Since so much of the science lacks consensus in this issue, I don’t have a set opinion. It makes sense to me, that we would crave meat if it’s the best source of nutrition. Paul’s reasoning is solid, too. But I also know that many intelligent people, including Paul, think that we need a hundred grams or so of glucose each day. Should that include fruit? Who knows.
Finally, I look to my experiences. I know that I have rectified some nutrient deficiencies since going paleo. My thyroid is working a bit better, my skin is nicer and my hair no longer comes out in strands as thick as a mongoose. These changes are positively correlated with my cravings. Those have decreased without question. But how do I suss out the reasons? Is it nutrient deficiencies? A lack of blood sugar fluctuation? The elimination from fructose in my diet, which helps stabilize leptin levels? Or is it psychological? Habitual? Have I finally, after all this time, just kicked the bucket on sweets?
Yes, I think, and no. The fact that I can binge on non-sweet foods says No. I’ve put away entire chickens before without blinking an eye. Many of my readers can do this, too. As can rats. Yet Paul again has a rebuttal lined up. He asserts that people reach for sweets because they are denied their first, true, and most important craving: fat. Interesting. It’s an idea I wouldn’t elbow people to get in the front of the line to sign up for, but I can also totally see it being the case. If anyone was fucked by conventional nutrition, it was me. Did you know I ate almost no fat for three years?

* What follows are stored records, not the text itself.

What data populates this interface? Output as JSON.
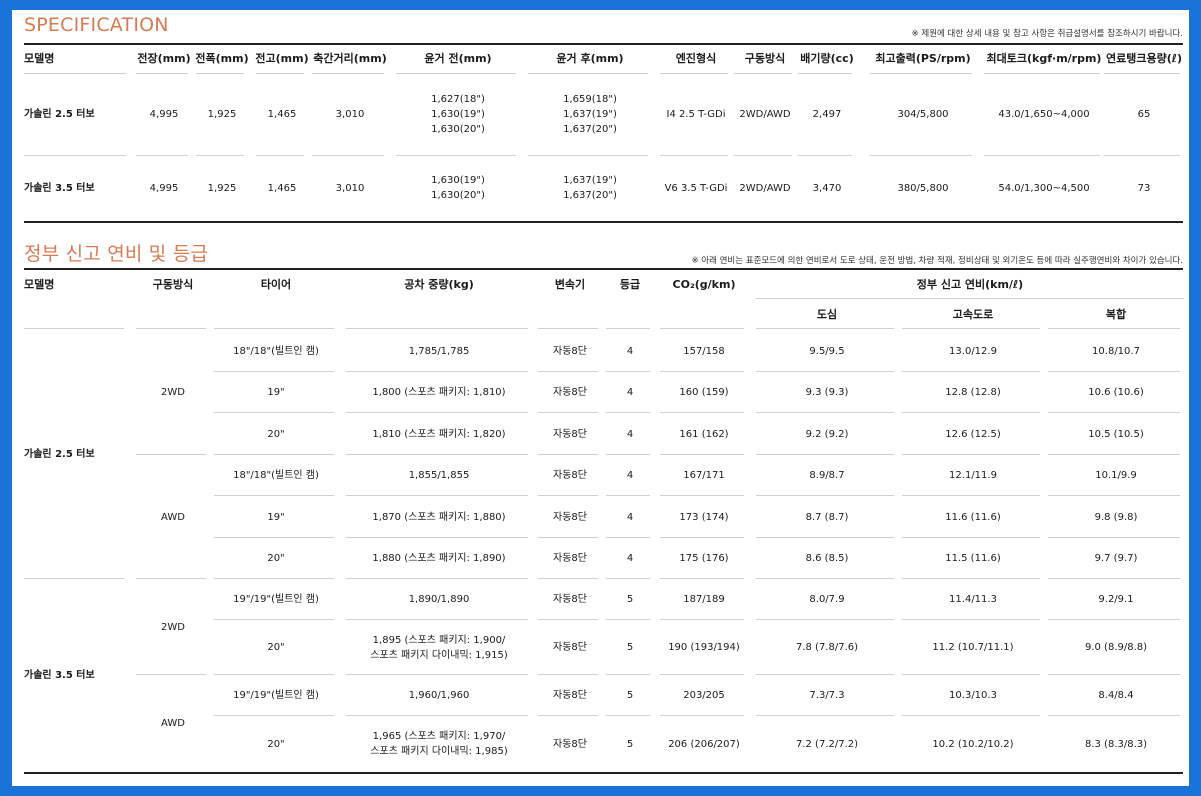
{
  "spec": {
    "title": "SPECIFICATION",
    "note": "※ 제원에 대한 상세 내용 및 참고 사항은 취급설명서를 참조하시기 바랍니다.",
    "headers": [
      "모델명",
      "전장(mm)",
      "전폭(mm)",
      "전고(mm)",
      "축간거리(mm)",
      "윤거 전(mm)",
      "윤거 후(mm)",
      "엔진형식",
      "구동방식",
      "배기량(cc)",
      "최고출력(PS/rpm)",
      "최대토크(kgf·m/rpm)",
      "연료탱크용량(ℓ)"
    ],
    "rows": [
      [
        "가솔린 2.5 터보",
        "4,995",
        "1,925",
        "1,465",
        "3,010",
        "1,627(18\")\n1,630(19\")\n1,630(20\")",
        "1,659(18\")\n1,637(19\")\n1,637(20\")",
        "I4 2.5 T-GDi",
        "2WD/AWD",
        "2,497",
        "304/5,800",
        "43.0/1,650~4,000",
        "65"
      ],
      [
        "가솔린 3.5 터보",
        "4,995",
        "1,925",
        "1,465",
        "3,010",
        "1,630(19\")\n1,630(20\")",
        "1,637(19\")\n1,637(20\")",
        "V6 3.5 T-GDi",
        "2WD/AWD",
        "3,470",
        "380/5,800",
        "54.0/1,300~4,500",
        "73"
      ]
    ]
  },
  "fuel": {
    "title": "정부 신고 연비 및 등급",
    "note": "※ 아래 연비는 표준모드에 의한 연비로서 도로 상태, 운전 방법, 차량 적재, 정비상태 및 외기온도 등에 따라 실주행연비와 차이가 있습니다.",
    "headers": {
      "model": "모델명",
      "drive": "구동방식",
      "tire": "타이어",
      "weight": "공차 중량(kg)",
      "trans": "변속기",
      "grade": "등급",
      "co2": "CO₂(g/km)",
      "mileage": "정부 신고 연비(km/ℓ)",
      "city": "도심",
      "highway": "고속도로",
      "combined": "복합"
    },
    "models": [
      "가솔린 2.5 터보",
      "가솔린 3.5 터보"
    ],
    "drives": [
      "2WD",
      "AWD",
      "2WD",
      "AWD"
    ],
    "rows": [
      [
        "18\"/18\"(빌트인 캠)",
        "1,785/1,785",
        "자동8단",
        "4",
        "157/158",
        "9.5/9.5",
        "13.0/12.9",
        "10.8/10.7"
      ],
      [
        "19\"",
        "1,800 (스포츠 패키지: 1,810)",
        "자동8단",
        "4",
        "160 (159)",
        "9.3 (9.3)",
        "12.8 (12.8)",
        "10.6 (10.6)"
      ],
      [
        "20\"",
        "1,810 (스포츠 패키지: 1,820)",
        "자동8단",
        "4",
        "161 (162)",
        "9.2 (9.2)",
        "12.6 (12.5)",
        "10.5 (10.5)"
      ],
      [
        "18\"/18\"(빌트인 캠)",
        "1,855/1,855",
        "자동8단",
        "4",
        "167/171",
        "8.9/8.7",
        "12.1/11.9",
        "10.1/9.9"
      ],
      [
        "19\"",
        "1,870 (스포츠 패키지: 1,880)",
        "자동8단",
        "4",
        "173 (174)",
        "8.7 (8.7)",
        "11.6 (11.6)",
        "9.8 (9.8)"
      ],
      [
        "20\"",
        "1,880 (스포츠 패키지: 1,890)",
        "자동8단",
        "4",
        "175 (176)",
        "8.6 (8.5)",
        "11.5 (11.6)",
        "9.7 (9.7)"
      ],
      [
        "19\"/19\"(빌트인 캠)",
        "1,890/1,890",
        "자동8단",
        "5",
        "187/189",
        "8.0/7.9",
        "11.4/11.3",
        "9.2/9.1"
      ],
      [
        "20\"",
        "1,895 (스포츠 패키지: 1,900/\n스포츠 패키지 다이내믹: 1,915)",
        "자동8단",
        "5",
        "190 (193/194)",
        "7.8 (7.8/7.6)",
        "11.2 (10.7/11.1)",
        "9.0 (8.9/8.8)"
      ],
      [
        "19\"/19\"(빌트인 캠)",
        "1,960/1,960",
        "자동8단",
        "5",
        "203/205",
        "7.3/7.3",
        "10.3/10.3",
        "8.4/8.4"
      ],
      [
        "20\"",
        "1,965 (스포츠 패키지: 1,970/\n스포츠 패키지 다이내믹: 1,985)",
        "자동8단",
        "5",
        "206 (206/207)",
        "7.2 (7.2/7.2)",
        "10.2 (10.2/10.2)",
        "8.3 (8.3/8.3)"
      ]
    ]
  }
}
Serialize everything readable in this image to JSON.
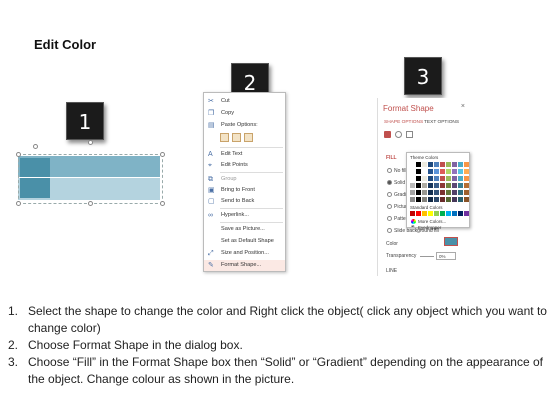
{
  "title": "Edit Color",
  "badges": [
    "1",
    "2",
    "3"
  ],
  "context_menu": {
    "items": [
      {
        "label": "Cut",
        "icon": "scissors-icon"
      },
      {
        "label": "Copy",
        "icon": "copy-icon"
      },
      {
        "label": "Paste Options:",
        "icon": "paste-icon"
      },
      {
        "label": "Edit Text",
        "icon": "edit-text-icon"
      },
      {
        "label": "Edit Points",
        "icon": "edit-points-icon"
      },
      {
        "label": "Group",
        "icon": "group-icon"
      },
      {
        "label": "Bring to Front",
        "icon": "bring-front-icon"
      },
      {
        "label": "Send to Back",
        "icon": "send-back-icon"
      },
      {
        "label": "Hyperlink...",
        "icon": "hyperlink-icon"
      },
      {
        "label": "Save as Picture...",
        "icon": ""
      },
      {
        "label": "Set as Default Shape",
        "icon": ""
      },
      {
        "label": "Size and Position...",
        "icon": "size-icon"
      },
      {
        "label": "Format Shape...",
        "icon": "format-shape-icon"
      }
    ]
  },
  "format_pane": {
    "title": "Format Shape",
    "tabs": [
      "SHAPE OPTIONS",
      "TEXT OPTIONS"
    ],
    "fill_label": "FILL",
    "options": [
      "No fill",
      "Solid fill",
      "Gradient fill",
      "Picture or texture fill",
      "Pattern fill",
      "Slide background fill"
    ],
    "color_label": "Color",
    "transparency_label": "Transparency",
    "transparency_value": "0%",
    "line_label": "LINE",
    "theme_colors_label": "Theme Colors",
    "standard_colors_label": "Standard Colors",
    "more_colors_label": "More Colors...",
    "eyedropper_label": "Eyedropper"
  },
  "instructions": [
    {
      "num": "1.",
      "text": "Select the shape to change the color and Right click the object( click any object which you want to change color)"
    },
    {
      "num": "2.",
      "text": "Choose Format Shape in the dialog box."
    },
    {
      "num": "3.",
      "text": "Choose “Fill” in the Format Shape box then “Solid” or “Gradient” depending on the appearance of the object. Change colour as shown in the picture."
    }
  ],
  "colors": {
    "bar_dark": "#4a90a8",
    "bar_mid": "#7fb3c6",
    "bar_light": "#b4d3df",
    "accent_red": "#c0504d"
  }
}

That said, I don’t think this fat-deprivation entirely drove my bingeing behavior. There were a lot of factors as play, worst of which, I think, was my fructose consumption. Yet weight loss, frustration, stress, body image, and lack of fat and protein leading to an inherently unsatisfying diet were also big components. Meat-as-craving-for-sweetness is a fascinating theory. It has definite potential as a component of disordered eating. But there are millions of things going on in my body and in my brain at any given time, and I think many other disordered eaters would agree. What comes first? What follows? What triggers the worst binges? What is the most effective bingeing salve? It’s all very complicated stuff. In any case, we should address the physiological as soon as and as diligently as possible. We should eat animals, stop eating fruit, and make sure we get as much fat and protein as we need. We should consider supplementation if we’ve really been beating up our bodies. And we should stop doing chronic cardio and do our best to sleep at night. We can, then, at the same time, start chipping away at the psychological factors. The hope is then that, as we move forward with both psychological and physiological healing, we can recover as smoothly and quickly as possible.Tweet